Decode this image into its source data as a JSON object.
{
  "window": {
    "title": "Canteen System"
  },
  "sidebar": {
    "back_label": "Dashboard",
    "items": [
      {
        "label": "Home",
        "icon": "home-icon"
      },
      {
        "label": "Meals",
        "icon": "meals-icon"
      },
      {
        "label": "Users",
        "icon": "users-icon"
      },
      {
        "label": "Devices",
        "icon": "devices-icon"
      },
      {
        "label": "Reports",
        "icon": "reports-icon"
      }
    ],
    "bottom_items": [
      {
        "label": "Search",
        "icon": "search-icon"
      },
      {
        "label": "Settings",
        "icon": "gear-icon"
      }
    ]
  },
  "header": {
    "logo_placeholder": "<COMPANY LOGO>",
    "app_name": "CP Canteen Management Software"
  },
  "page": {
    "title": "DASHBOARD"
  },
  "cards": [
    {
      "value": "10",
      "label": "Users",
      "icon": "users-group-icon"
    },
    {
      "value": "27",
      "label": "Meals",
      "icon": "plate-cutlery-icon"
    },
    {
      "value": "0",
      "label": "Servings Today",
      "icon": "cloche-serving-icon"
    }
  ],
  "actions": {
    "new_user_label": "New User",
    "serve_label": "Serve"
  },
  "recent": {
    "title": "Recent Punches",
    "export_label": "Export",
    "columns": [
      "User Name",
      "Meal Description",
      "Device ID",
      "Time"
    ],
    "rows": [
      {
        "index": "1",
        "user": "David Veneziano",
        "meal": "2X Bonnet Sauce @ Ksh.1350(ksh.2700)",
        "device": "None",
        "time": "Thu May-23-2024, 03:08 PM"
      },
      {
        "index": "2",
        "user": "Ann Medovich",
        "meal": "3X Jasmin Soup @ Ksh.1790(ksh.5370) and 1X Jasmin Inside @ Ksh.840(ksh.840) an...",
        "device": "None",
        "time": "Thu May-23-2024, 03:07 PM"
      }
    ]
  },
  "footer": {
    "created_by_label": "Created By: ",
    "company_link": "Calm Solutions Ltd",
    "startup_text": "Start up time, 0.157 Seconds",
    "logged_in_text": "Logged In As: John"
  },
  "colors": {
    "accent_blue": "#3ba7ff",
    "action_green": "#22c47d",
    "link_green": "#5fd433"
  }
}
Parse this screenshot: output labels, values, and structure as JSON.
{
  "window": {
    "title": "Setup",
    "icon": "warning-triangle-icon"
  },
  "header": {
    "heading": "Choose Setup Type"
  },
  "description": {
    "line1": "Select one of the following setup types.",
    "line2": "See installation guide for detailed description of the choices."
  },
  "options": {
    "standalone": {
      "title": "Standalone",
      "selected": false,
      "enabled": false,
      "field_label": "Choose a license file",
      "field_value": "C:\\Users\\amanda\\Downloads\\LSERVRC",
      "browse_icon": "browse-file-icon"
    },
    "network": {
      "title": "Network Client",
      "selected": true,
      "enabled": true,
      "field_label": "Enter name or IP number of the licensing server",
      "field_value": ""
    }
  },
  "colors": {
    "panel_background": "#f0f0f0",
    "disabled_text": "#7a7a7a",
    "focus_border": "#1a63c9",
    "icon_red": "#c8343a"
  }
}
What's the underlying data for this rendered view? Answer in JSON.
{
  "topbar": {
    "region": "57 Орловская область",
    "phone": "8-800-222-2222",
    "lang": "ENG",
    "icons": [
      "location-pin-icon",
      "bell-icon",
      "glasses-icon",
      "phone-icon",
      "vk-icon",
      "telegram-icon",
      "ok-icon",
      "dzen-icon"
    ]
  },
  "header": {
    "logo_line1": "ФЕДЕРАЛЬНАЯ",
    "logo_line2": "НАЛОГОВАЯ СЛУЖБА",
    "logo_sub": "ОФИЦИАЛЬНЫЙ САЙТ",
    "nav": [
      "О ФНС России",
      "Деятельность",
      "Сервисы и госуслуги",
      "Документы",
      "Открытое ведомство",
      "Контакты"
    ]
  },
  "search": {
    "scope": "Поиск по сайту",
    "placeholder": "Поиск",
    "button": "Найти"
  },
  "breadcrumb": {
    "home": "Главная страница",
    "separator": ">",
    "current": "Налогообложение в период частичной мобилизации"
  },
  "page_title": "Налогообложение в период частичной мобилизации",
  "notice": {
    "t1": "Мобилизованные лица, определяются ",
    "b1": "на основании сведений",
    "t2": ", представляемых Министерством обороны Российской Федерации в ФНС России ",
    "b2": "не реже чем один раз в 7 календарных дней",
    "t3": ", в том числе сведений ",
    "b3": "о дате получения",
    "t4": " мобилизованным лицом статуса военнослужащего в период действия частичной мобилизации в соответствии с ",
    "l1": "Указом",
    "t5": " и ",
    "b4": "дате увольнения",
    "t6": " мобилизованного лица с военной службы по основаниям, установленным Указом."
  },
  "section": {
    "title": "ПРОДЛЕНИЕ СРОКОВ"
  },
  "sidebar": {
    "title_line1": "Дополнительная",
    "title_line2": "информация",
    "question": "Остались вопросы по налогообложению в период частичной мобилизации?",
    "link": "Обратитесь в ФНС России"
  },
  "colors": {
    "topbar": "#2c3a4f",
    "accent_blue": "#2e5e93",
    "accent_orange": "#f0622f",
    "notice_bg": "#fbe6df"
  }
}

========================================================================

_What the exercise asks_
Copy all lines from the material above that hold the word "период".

_Your solution_
    "current": "Налогообложение в период частичной мобилизации"
  "page_title": "Налогообложение в период частичной мобилизации",
    "t4": " мобилизованным лицом статуса военнослужащего в период действия частичной мобилизации в соответствии с ",
    "question": "Остались вопросы по налогообложению в период частичной мобилизации?",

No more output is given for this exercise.